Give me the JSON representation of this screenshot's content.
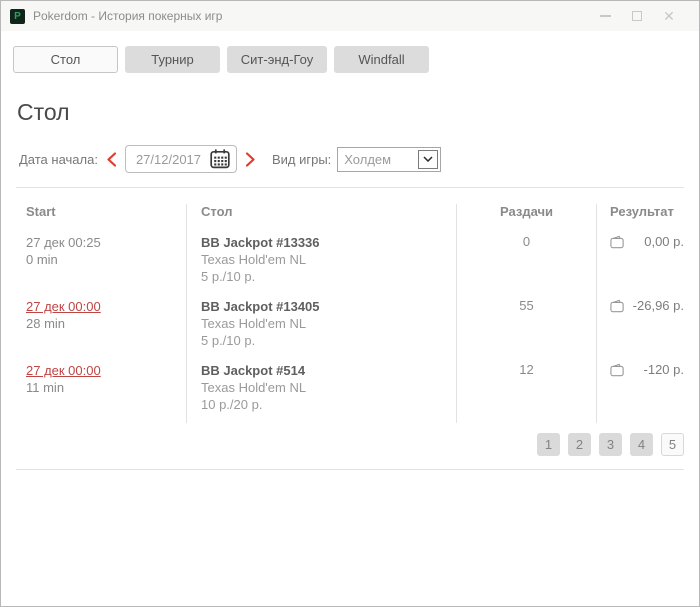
{
  "window": {
    "title": "Pokerdom - История покерных игр",
    "logo_letter": "P"
  },
  "tabs": [
    {
      "label": "Стол",
      "active": true
    },
    {
      "label": "Турнир",
      "active": false
    },
    {
      "label": "Сит-энд-Гоу",
      "active": false
    },
    {
      "label": "Windfall",
      "active": false
    }
  ],
  "page": {
    "heading": "Стол"
  },
  "filters": {
    "date_label": "Дата начала:",
    "date_value": "27/12/2017",
    "game_label": "Вид игры:",
    "game_value": "Холдем"
  },
  "table": {
    "headers": {
      "start": "Start",
      "table": "Стол",
      "hands": "Раздачи",
      "result": "Результат"
    },
    "rows": [
      {
        "start": "27 дек 00:25",
        "duration": "0 min",
        "name": "BB Jackpot #13336",
        "game": "Texas Hold'em NL",
        "stakes": "5 р./10 р.",
        "hands": "0",
        "result": "0,00 р."
      },
      {
        "start": "27 дек 00:00",
        "duration": "28 min",
        "name": "BB Jackpot #13405",
        "game": "Texas Hold'em NL",
        "stakes": "5 р./10 р.",
        "hands": "55",
        "result": "-26,96 р."
      },
      {
        "start": "27 дек 00:00",
        "duration": "11 min",
        "name": "BB Jackpot #514",
        "game": "Texas Hold'em NL",
        "stakes": "10 р./20 р.",
        "hands": "12",
        "result": "-120 р."
      }
    ]
  },
  "pagination": {
    "pages": [
      "1",
      "2",
      "3",
      "4",
      "5"
    ],
    "current_page": "5"
  },
  "icons": {
    "close": "✕",
    "wallet": "wallet-outline",
    "calendar": "calendar-grid",
    "prev": "chevron-left",
    "next": "chevron-right",
    "select_arrow": "chevron-down"
  },
  "colors": {
    "accent_red": "#e23b2e",
    "link_red": "#bf4545",
    "logo_green": "#2fa05e",
    "logo_bg": "#0f241a"
  }
}
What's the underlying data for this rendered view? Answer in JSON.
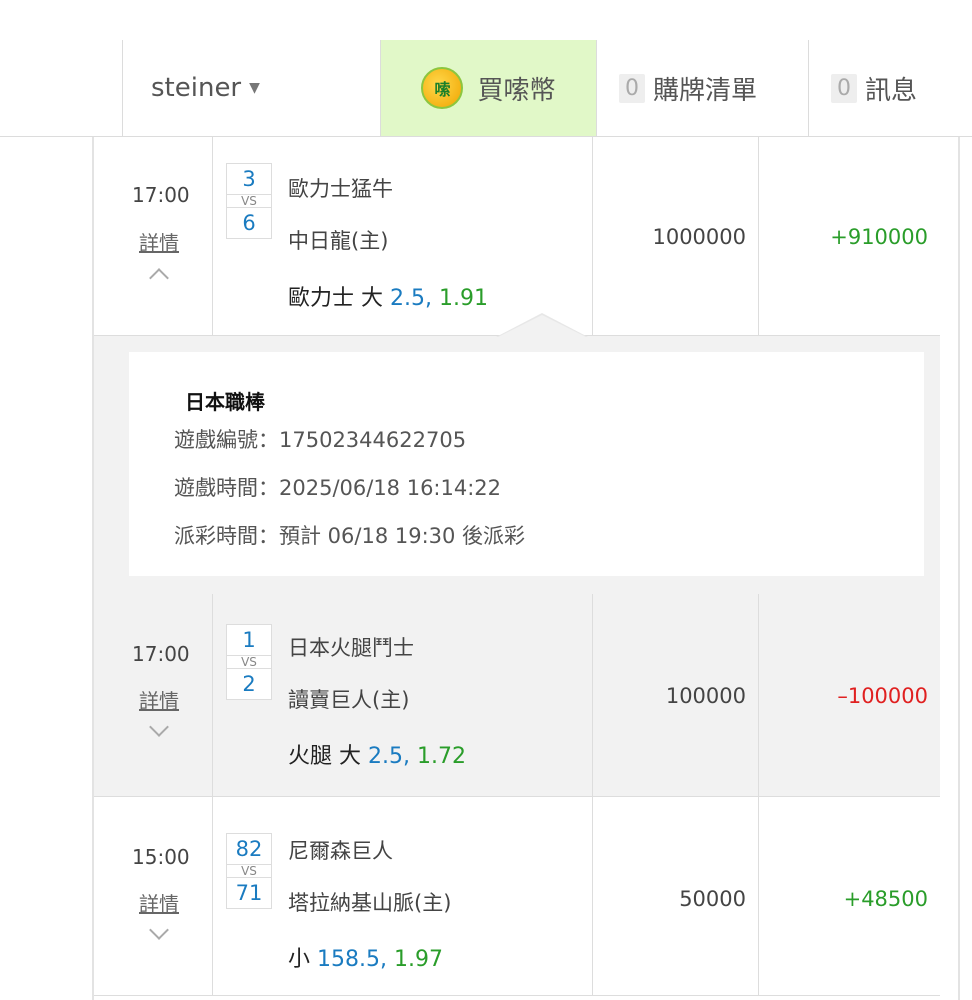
{
  "header": {
    "username": "steiner",
    "buy_coin_label": "買嗦幣",
    "coin_icon_text": "嗦",
    "cart": {
      "count": "0",
      "label": "購牌清單"
    },
    "messages": {
      "count": "0",
      "label": "訊息"
    }
  },
  "bets": [
    {
      "time": "17:00",
      "detail_label": "詳情",
      "expanded": true,
      "away_score": "3",
      "home_score": "6",
      "vs": "VS",
      "away_team": "歐力士猛牛",
      "home_team": "中日龍(主)",
      "pick_team": "歐力士",
      "pick_type": "大",
      "pick_line": "2.5,",
      "pick_odds": "1.91",
      "stake": "1000000",
      "result": "+910000"
    },
    {
      "time": "17:00",
      "detail_label": "詳情",
      "expanded": false,
      "away_score": "1",
      "home_score": "2",
      "vs": "VS",
      "away_team": "日本火腿鬥士",
      "home_team": "讀賣巨人(主)",
      "pick_team": "火腿",
      "pick_type": "大",
      "pick_line": "2.5,",
      "pick_odds": "1.72",
      "stake": "100000",
      "result": "–100000"
    },
    {
      "time": "15:00",
      "detail_label": "詳情",
      "expanded": false,
      "away_score": "82",
      "home_score": "71",
      "vs": "VS",
      "away_team": "尼爾森巨人",
      "home_team": "塔拉納基山脈(主)",
      "pick_team": "",
      "pick_type": "小",
      "pick_line": "158.5,",
      "pick_odds": "1.97",
      "stake": "50000",
      "result": "+48500"
    }
  ],
  "detail": {
    "league": "日本職棒",
    "game_id": "遊戲編號：17502344622705",
    "game_time": "遊戲時間：2025/06/18 16:14:22",
    "payout_time": "派彩時間：預計 06/18 19:30 後派彩"
  },
  "colors": {
    "positive": "#2a9d2a",
    "negative": "#e02020",
    "link_blue": "#1a7bc0",
    "coin_bg": "#e1f8c8"
  }
}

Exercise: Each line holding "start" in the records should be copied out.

Written reply:
      "start": "Start",
        "start": "27 дек 00:25",
        "start": "27 дек 00:00",
        "start": "27 дек 00:00",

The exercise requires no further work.